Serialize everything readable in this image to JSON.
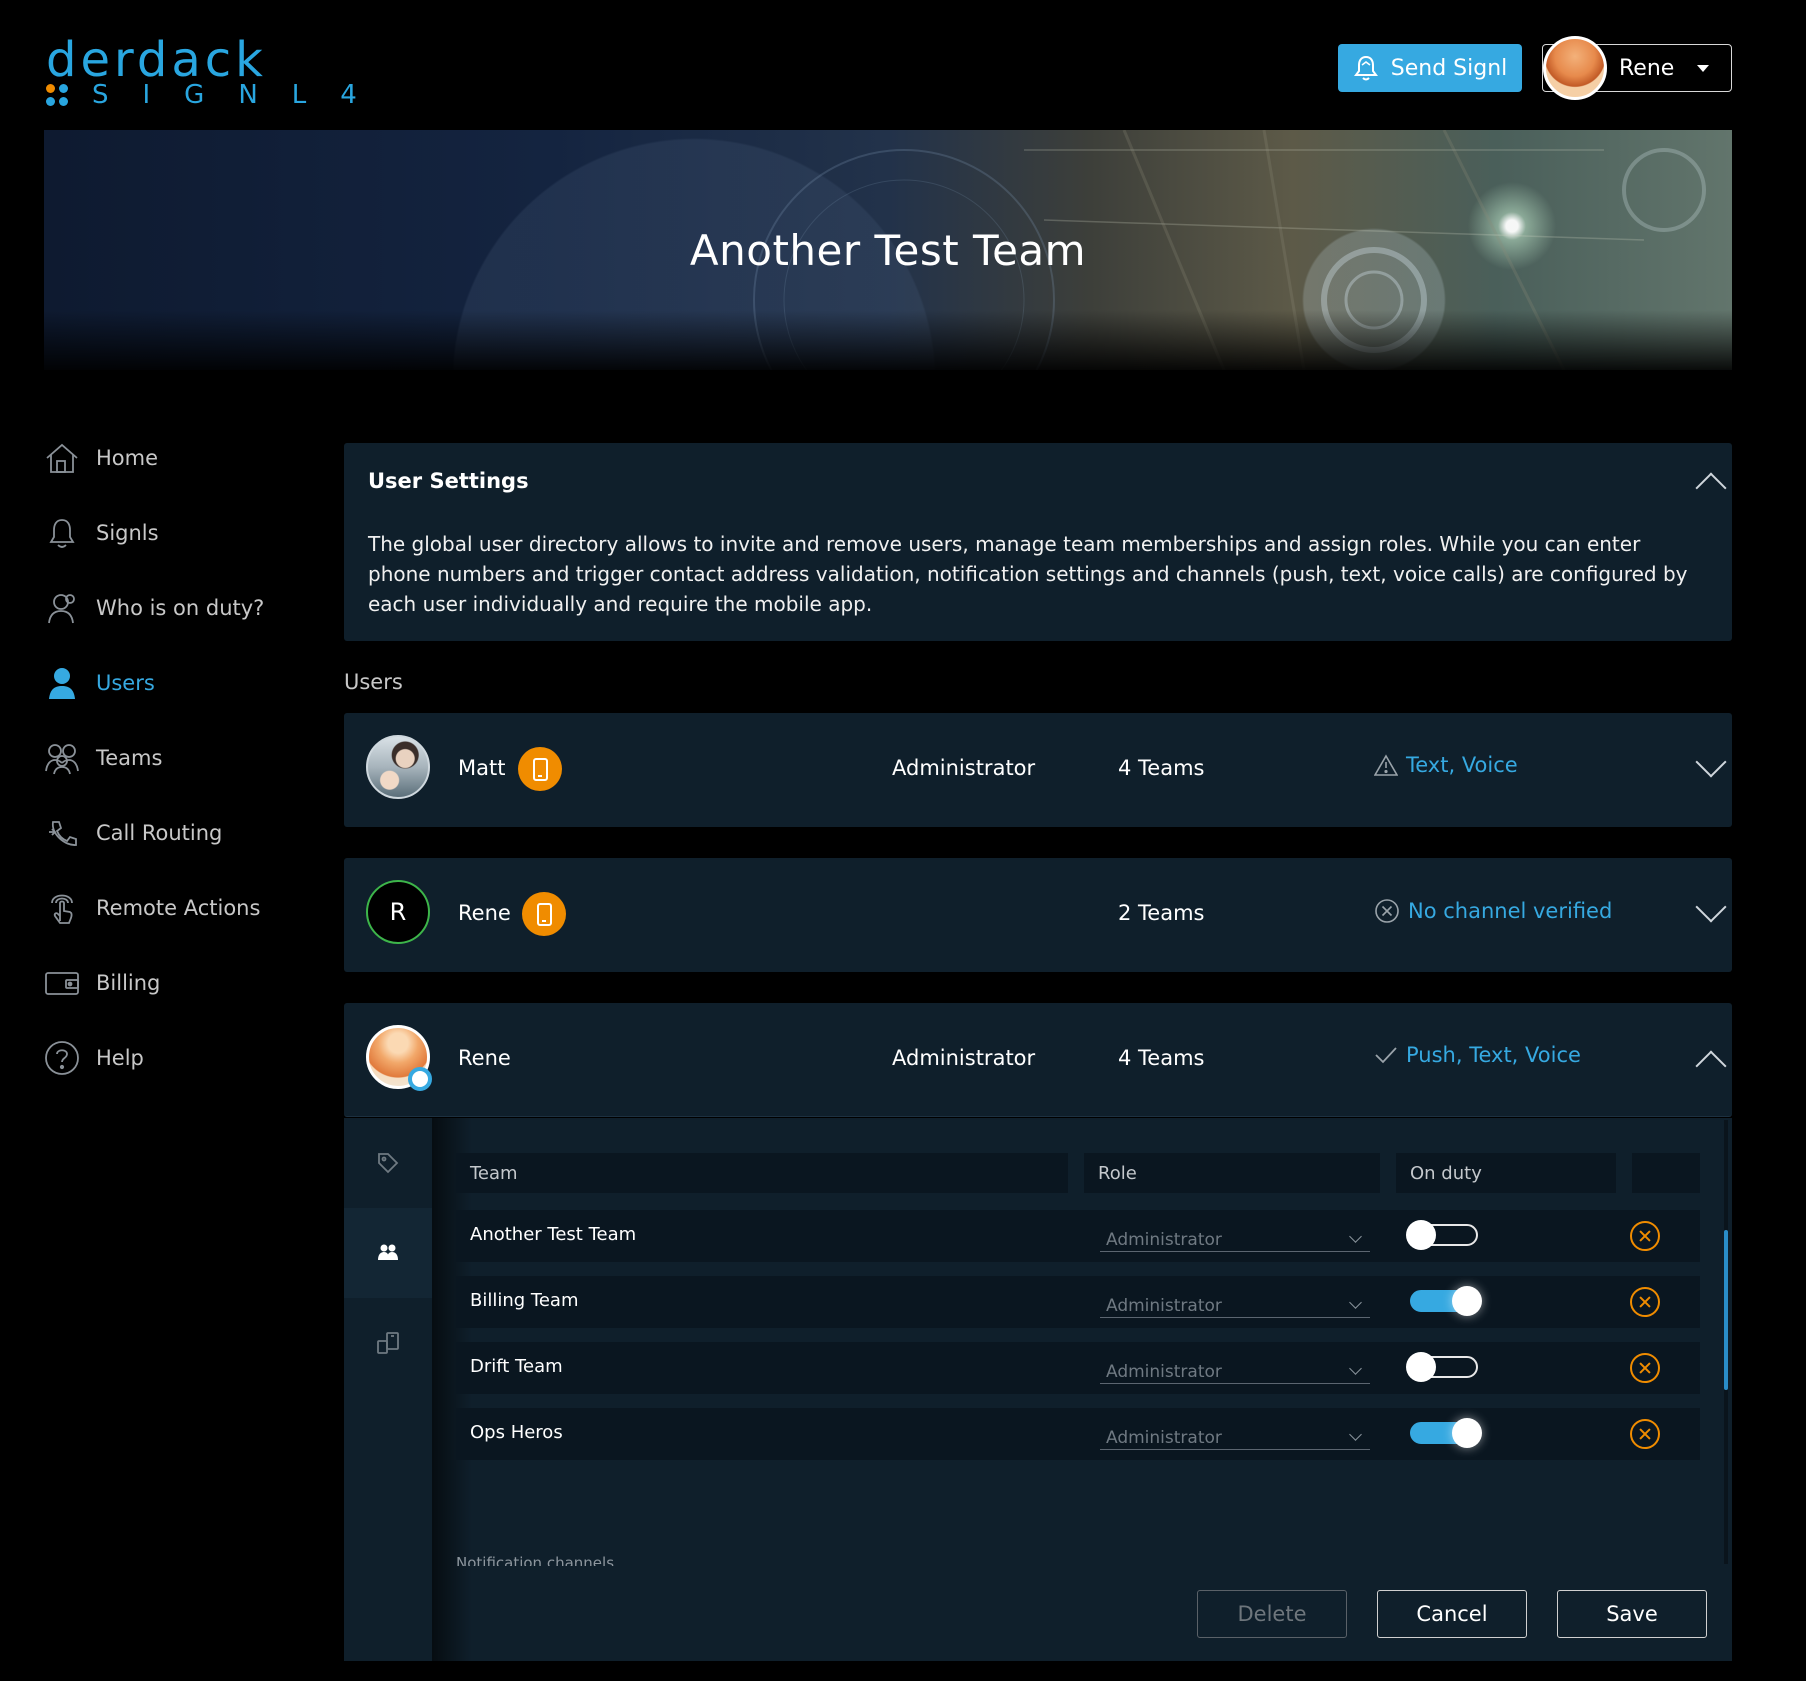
{
  "app": {
    "logo_top": "derdack",
    "logo_bottom": "SIGNL4"
  },
  "header": {
    "send_label": "Send Signl",
    "user_name": "Rene"
  },
  "banner": {
    "title": "Another Test Team"
  },
  "sidebar": {
    "items": [
      {
        "label": "Home",
        "icon": "home-icon"
      },
      {
        "label": "Signls",
        "icon": "bell-icon"
      },
      {
        "label": "Who is on duty?",
        "icon": "on-duty-icon"
      },
      {
        "label": "Users",
        "icon": "user-icon",
        "active": true
      },
      {
        "label": "Teams",
        "icon": "teams-icon"
      },
      {
        "label": "Call Routing",
        "icon": "call-routing-icon"
      },
      {
        "label": "Remote Actions",
        "icon": "remote-actions-icon"
      },
      {
        "label": "Billing",
        "icon": "billing-icon"
      },
      {
        "label": "Help",
        "icon": "help-icon"
      }
    ]
  },
  "settings": {
    "title": "User Settings",
    "text": "The global user directory allows to invite and remove users, manage team memberships and assign roles. While you can enter phone numbers and trigger contact address validation, notification settings and channels (push, text, voice calls) are configured by each user individually and require the mobile app."
  },
  "users_heading": "Users",
  "users": [
    {
      "name": "Matt",
      "role": "Administrator",
      "teams": "4 Teams",
      "channels": "Text, Voice",
      "status": "warning"
    },
    {
      "name": "Rene",
      "initial": "R",
      "role": "",
      "teams": "2 Teams",
      "channels": "No channel verified",
      "status": "none"
    },
    {
      "name": "Rene",
      "role": "Administrator",
      "teams": "4 Teams",
      "channels": "Push, Text, Voice",
      "status": "ok"
    }
  ],
  "team_table": {
    "headers": {
      "team": "Team",
      "role": "Role",
      "on_duty": "On duty"
    },
    "rows": [
      {
        "team": "Another Test Team",
        "role": "Administrator",
        "on_duty": false
      },
      {
        "team": "Billing Team",
        "role": "Administrator",
        "on_duty": true
      },
      {
        "team": "Drift Team",
        "role": "Administrator",
        "on_duty": false
      },
      {
        "team": "Ops Heros",
        "role": "Administrator",
        "on_duty": true
      }
    ]
  },
  "notif_label": "Notification channels",
  "actions": {
    "delete": "Delete",
    "cancel": "Cancel",
    "save": "Save"
  },
  "colors": {
    "accent": "#36a9e1",
    "warning": "#f08c00",
    "panel": "#0f1f2b"
  }
}
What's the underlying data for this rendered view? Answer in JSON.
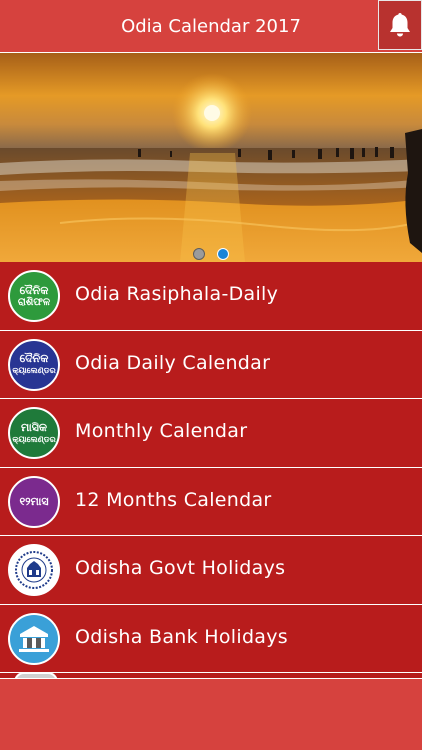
{
  "header": {
    "title": "Odia Calendar 2017",
    "notification_icon": "bell-icon"
  },
  "banner": {
    "image": "sunset-beach-photo",
    "slide_count": 2,
    "active_slide": 2,
    "colors": {
      "dot_inactive": "#9b9b9b",
      "dot_active": "#1b84d6"
    }
  },
  "menu": {
    "items": [
      {
        "label": "Odia Rasiphala-Daily",
        "icon": "rasiphala-badge-icon",
        "icon_text": [
          "ଦୈନିକ",
          "ରାଶିଫଳ"
        ],
        "icon_color": "#2e9a3c"
      },
      {
        "label": "Odia Daily Calendar",
        "icon": "daily-calendar-badge-icon",
        "icon_text": [
          "ଦୈନିକ",
          "କ୍ୟାଲେଣ୍ଡର"
        ],
        "icon_color": "#283593"
      },
      {
        "label": "Monthly Calendar",
        "icon": "monthly-calendar-badge-icon",
        "icon_text": [
          "ମାସିକ",
          "କ୍ୟାଲେଣ୍ଡର"
        ],
        "icon_color": "#1f7a3a"
      },
      {
        "label": "12 Months Calendar",
        "icon": "twelve-months-badge-icon",
        "icon_text": [
          "୧୨ମାସ",
          ""
        ],
        "icon_color": "#7b2a8e"
      },
      {
        "label": "Odisha Govt Holidays",
        "icon": "odisha-govt-emblem-icon",
        "icon_text": [
          "",
          ""
        ],
        "icon_color": "#ffffff"
      },
      {
        "label": "Odisha Bank Holidays",
        "icon": "bank-building-icon",
        "icon_text": [
          "",
          ""
        ],
        "icon_color": "#3aa0d8"
      }
    ]
  },
  "colors": {
    "header": "#d6423e",
    "menu_background": "#b81c1c",
    "text": "#ffffff"
  }
}
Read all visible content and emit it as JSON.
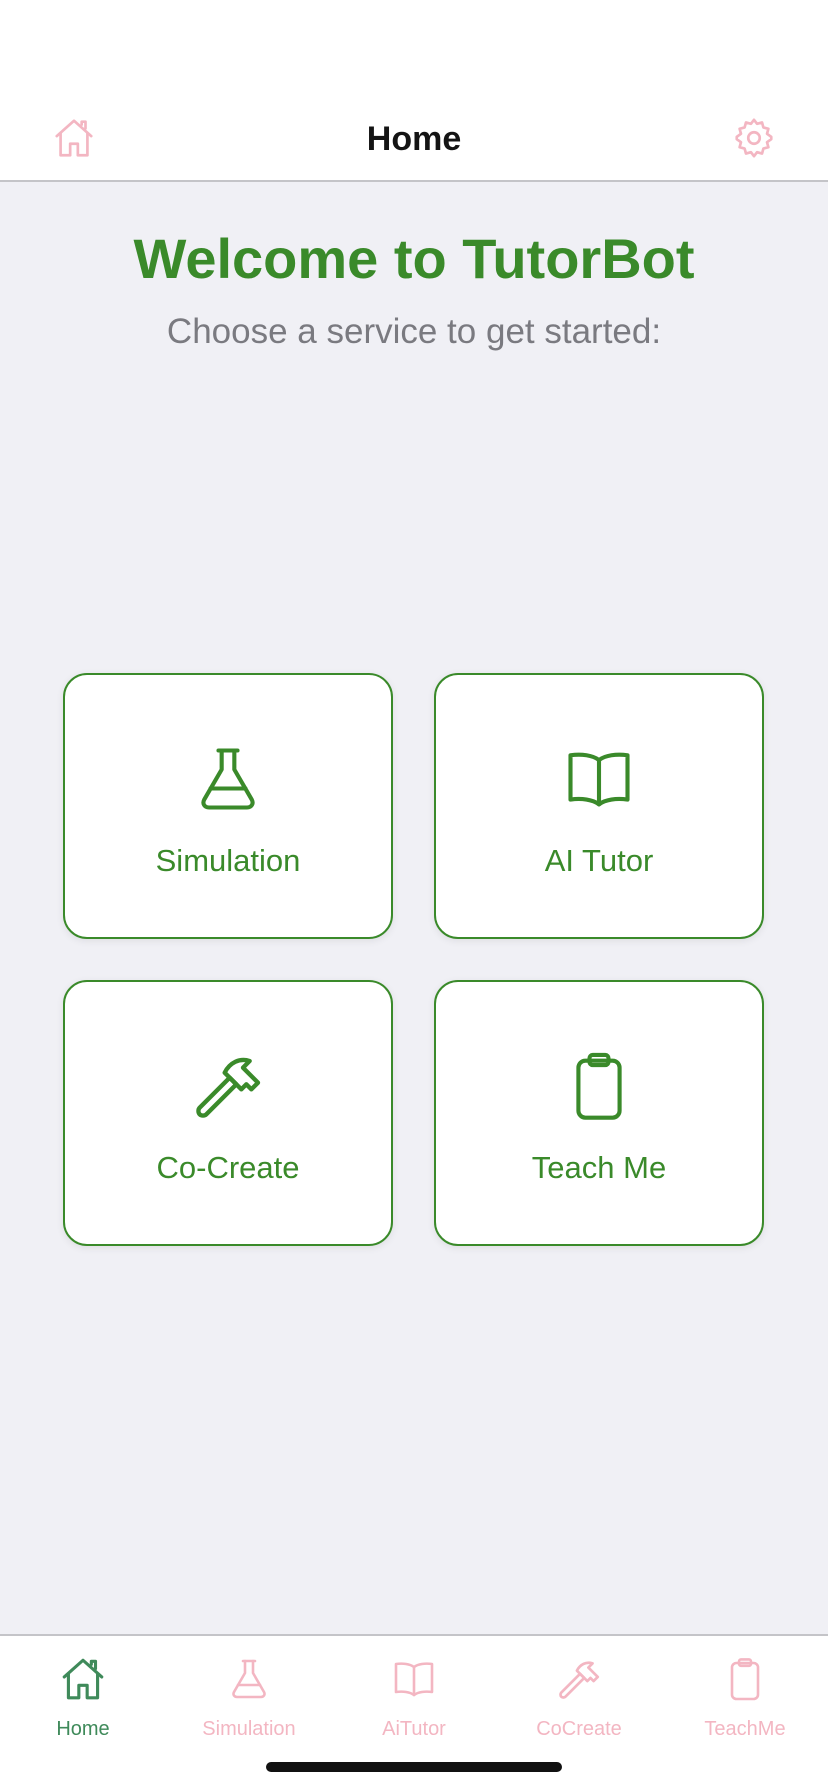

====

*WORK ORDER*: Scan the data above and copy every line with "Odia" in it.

*SOLUTION FOR THIS TASK*:
    "title": "Odia Calendar 2017",
        "label": "Odia Rasiphala-Daily",
        "label": "Odia Daily Calendar",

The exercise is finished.